Brief: Below are records; how many of their lines contain "中国最大的一站式美妆服务平台"? Answer with only the number.

[Dataset items]
((
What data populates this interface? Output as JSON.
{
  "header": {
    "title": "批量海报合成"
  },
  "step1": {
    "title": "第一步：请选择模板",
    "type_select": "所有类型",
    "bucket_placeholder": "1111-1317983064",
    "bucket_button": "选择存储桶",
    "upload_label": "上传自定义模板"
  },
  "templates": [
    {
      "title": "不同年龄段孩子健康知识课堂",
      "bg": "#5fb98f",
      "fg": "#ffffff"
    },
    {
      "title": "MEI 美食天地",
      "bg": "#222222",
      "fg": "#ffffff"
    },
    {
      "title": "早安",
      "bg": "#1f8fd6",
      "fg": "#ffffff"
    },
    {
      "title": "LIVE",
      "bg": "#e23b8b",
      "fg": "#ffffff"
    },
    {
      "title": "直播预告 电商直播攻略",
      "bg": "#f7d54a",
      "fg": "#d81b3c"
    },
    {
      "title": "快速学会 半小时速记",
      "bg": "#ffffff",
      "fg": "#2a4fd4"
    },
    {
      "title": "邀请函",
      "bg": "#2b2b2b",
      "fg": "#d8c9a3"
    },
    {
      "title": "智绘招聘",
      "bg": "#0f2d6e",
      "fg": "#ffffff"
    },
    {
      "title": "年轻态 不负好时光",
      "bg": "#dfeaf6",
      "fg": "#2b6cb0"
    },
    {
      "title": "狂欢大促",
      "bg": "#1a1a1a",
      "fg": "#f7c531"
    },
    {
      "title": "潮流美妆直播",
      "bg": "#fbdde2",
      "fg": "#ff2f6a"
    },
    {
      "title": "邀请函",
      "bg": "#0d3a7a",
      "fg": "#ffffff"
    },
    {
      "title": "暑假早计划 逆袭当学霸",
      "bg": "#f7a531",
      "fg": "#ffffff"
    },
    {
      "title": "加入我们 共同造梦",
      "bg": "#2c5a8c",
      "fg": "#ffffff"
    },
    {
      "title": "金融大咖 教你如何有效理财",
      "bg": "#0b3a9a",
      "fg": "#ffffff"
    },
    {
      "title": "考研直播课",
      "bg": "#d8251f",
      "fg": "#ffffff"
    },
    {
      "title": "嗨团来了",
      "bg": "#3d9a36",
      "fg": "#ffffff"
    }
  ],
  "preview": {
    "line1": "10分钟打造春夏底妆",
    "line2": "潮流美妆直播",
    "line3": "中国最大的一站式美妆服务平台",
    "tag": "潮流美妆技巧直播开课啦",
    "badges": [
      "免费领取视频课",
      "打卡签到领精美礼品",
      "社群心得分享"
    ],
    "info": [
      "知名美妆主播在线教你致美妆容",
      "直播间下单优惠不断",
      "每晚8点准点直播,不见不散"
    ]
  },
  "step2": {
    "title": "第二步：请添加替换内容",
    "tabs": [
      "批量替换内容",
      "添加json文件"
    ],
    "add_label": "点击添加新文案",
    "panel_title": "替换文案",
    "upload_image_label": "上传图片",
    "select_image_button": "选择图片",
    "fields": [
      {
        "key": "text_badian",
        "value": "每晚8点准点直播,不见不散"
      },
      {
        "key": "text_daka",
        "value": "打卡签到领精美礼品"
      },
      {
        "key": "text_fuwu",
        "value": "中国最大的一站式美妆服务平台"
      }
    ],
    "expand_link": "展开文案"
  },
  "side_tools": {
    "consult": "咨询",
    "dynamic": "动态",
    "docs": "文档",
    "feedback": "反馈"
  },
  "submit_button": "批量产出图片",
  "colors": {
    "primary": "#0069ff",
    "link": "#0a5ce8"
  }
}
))
Problem solution: 2